By Teresa Swartz Roberts
21. Copyright 2017
I lied to my mother.
I lied about who ate the chocolate ice cream, hiding my plastic bowl in the floor of the TV room closet so that I could wash it later or forget about it altogether until it drew ants. I lied about where I was when she called from work to say that I could not see my boyfriend that night. I lied about Grandma and Grandpa. I feel guilty about most of my lies–but not the last.
Mother was living in a memory unit in a nursing home. She had been terribly confused and unable to care for herself and had eventually become too unsafe in the assisted living facility she had chosen back when she could articulate what she wanted. Mother wanted to remain in West Virginia, in the Kanawha Valley, the place she had called home as a child and the place she had put down roots as an adult.
After her divorce from my father, Mother moved me and my three older brothers to Dunbar. We lived two blocks from Grandma and Grandpa, who still lived in the house they had built and in which they had raised my mother and her siblings.
Grandma and Grandpa were vital to our family life. Grandma walked me to the first day of first grade and walked me home again after a car purposely swerved to splash me and my new dress with muddy water. She helped me feel less embarrassed about being late.

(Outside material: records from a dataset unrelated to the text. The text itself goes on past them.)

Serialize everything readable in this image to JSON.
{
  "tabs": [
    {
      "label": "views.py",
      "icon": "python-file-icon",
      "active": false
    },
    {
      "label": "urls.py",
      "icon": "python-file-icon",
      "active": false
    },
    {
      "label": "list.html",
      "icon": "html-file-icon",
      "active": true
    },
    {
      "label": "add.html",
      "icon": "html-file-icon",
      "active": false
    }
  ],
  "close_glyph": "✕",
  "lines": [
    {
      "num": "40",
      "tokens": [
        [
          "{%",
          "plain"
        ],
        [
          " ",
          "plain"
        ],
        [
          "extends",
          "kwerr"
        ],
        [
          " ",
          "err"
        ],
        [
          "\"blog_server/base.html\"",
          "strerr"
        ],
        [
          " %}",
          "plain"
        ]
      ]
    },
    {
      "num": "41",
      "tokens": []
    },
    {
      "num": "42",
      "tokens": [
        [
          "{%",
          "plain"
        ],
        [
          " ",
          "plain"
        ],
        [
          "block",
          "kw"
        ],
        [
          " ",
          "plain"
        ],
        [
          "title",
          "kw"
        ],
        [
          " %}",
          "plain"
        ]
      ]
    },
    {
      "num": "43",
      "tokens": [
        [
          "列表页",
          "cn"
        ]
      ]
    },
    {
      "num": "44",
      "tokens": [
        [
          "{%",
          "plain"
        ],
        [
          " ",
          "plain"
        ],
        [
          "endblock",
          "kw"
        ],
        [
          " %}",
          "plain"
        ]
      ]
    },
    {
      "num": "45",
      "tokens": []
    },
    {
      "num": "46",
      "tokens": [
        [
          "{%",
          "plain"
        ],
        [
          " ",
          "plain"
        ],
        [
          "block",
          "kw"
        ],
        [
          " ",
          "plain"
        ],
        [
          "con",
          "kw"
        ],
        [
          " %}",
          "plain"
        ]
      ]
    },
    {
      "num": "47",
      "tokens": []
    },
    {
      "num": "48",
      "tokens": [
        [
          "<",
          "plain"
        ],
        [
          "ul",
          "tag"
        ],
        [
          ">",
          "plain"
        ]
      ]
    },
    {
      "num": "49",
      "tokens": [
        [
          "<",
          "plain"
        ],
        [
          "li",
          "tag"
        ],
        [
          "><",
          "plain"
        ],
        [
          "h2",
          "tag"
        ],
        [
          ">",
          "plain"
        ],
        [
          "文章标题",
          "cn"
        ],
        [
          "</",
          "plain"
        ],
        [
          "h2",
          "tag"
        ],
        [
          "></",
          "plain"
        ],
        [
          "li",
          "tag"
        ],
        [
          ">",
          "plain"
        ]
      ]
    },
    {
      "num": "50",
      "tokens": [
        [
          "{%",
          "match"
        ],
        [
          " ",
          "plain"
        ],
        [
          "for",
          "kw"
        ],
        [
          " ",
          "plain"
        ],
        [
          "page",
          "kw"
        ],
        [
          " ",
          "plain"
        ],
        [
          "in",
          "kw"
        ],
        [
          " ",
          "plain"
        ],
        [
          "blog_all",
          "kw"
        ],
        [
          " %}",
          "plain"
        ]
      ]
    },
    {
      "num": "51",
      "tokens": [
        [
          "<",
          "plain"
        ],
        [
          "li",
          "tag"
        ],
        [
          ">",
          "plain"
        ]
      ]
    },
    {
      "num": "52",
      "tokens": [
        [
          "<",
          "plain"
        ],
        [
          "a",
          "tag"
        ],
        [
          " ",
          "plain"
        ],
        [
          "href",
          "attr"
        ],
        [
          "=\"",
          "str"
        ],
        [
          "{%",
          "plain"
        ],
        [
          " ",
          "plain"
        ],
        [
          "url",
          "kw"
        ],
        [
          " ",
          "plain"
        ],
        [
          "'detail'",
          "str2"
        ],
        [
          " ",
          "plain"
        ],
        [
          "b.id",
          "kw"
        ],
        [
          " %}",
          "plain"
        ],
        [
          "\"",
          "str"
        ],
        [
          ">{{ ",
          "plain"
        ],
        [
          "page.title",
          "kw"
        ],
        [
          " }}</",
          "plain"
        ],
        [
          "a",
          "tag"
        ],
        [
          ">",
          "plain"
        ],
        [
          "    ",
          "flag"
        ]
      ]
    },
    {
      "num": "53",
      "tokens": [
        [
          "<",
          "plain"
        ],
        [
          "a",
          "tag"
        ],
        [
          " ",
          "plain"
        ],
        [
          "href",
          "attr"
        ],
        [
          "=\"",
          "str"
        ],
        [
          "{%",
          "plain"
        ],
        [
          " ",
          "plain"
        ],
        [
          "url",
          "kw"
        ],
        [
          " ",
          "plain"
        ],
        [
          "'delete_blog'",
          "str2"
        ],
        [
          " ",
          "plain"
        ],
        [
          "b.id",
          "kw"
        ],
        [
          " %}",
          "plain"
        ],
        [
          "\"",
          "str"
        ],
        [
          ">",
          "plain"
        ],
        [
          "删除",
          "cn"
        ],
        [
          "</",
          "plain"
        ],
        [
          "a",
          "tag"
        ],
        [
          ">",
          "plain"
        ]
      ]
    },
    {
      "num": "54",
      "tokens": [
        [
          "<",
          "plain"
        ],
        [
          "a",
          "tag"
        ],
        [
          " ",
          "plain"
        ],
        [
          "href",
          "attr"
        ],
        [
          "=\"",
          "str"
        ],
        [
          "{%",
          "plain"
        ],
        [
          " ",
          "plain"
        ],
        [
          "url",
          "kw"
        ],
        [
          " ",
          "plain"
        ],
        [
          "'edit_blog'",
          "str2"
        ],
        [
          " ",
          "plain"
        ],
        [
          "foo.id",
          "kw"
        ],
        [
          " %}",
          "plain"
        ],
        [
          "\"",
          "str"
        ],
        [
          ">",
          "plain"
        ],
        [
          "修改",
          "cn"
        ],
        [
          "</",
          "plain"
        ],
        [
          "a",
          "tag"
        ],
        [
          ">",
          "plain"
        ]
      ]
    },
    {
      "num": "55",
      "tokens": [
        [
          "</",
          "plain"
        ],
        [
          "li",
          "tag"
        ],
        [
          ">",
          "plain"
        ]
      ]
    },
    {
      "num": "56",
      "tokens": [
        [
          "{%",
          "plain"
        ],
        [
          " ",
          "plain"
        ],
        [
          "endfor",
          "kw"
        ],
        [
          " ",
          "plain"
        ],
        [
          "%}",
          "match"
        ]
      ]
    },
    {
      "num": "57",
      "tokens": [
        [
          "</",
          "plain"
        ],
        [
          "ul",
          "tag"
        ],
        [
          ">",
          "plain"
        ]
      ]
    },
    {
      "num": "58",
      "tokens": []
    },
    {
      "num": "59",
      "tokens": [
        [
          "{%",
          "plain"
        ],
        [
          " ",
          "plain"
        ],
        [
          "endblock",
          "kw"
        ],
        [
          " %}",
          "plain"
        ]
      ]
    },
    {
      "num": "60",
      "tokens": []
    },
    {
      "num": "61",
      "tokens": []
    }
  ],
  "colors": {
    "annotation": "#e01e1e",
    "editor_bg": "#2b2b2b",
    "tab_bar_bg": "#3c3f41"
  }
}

I remember waking up on my grandparents’ couch, which Grandma called a davenport, after developing a fever overnight. Mother had dropped me off on her way to work, knowing that I would be taken care of. Christmas Eve belonged to Grandma and Grandpa, and all of the grandchildren wanted to play Santa.
It’s no wonder that Grandma and Grandpa were on Mother’s mind. When she asked me how her parents were, I told her they were fine. It was only partially a lie. I believed they were fine in the afterlife. They had been gone for more than 20 years.
My lie was meant to be kind, an example of a dementia care philosophy: therapeutic lying. The basic idea is that a lie sometimes offers more comfort to someone who cannot remember or understand an unpleasant fact, such as the death of her parents. It can also involve entering the reality being experienced by the person with dementia instead of pointing out her mistakes or, worse yet, calling her fantasies lies. There is a temptation to set a loved one straight, to tell her the truth at all costs. Frankly, the cost is too high for a piece of information that is not likely to remain in memory.
How does it work? I would figure out a statement I could live with: The house in Nitro is safe. The house was not hers anymore, which I did not say, but the house was safe. I had driven by it the night before. I didn’t like the new plants in the front yard, but the house had not burned down or been damaged. I provided a lie that I could live with that would put my mother at ease.
I once heard a woman on her first night in the memory unit ask when her daughter was coming to pick her up. The nurse on duty told her that the roads were bad and that everyone would be spending the night there, that there were enough beds for everybody. All of those pieces of information were true, although they were not the reason the woman’s daughter would not be coming.
A man called out for his wife as he sat in front of the giant TV. One of the nursing assistants said, “She’s not here right now. What do you need?” He asked for a snack, and he got one, and his wife lived on in his memory. There was no reason to say she had died. He would have to relive that grief each time he was told.
A family member carefully used the term hospital to describe her mother’s nursing home. Her mother could accept a hospital stay but became upset when she thought about living in a nursing home. Why not ease her mother’s mind?
I was taught not to lie. But I did. I’m not sorry. If I am one of the 20 to 40 percent of Parkinson’s patients who develop dementia, I give permission to my family and friends to lie to me. I hope they will.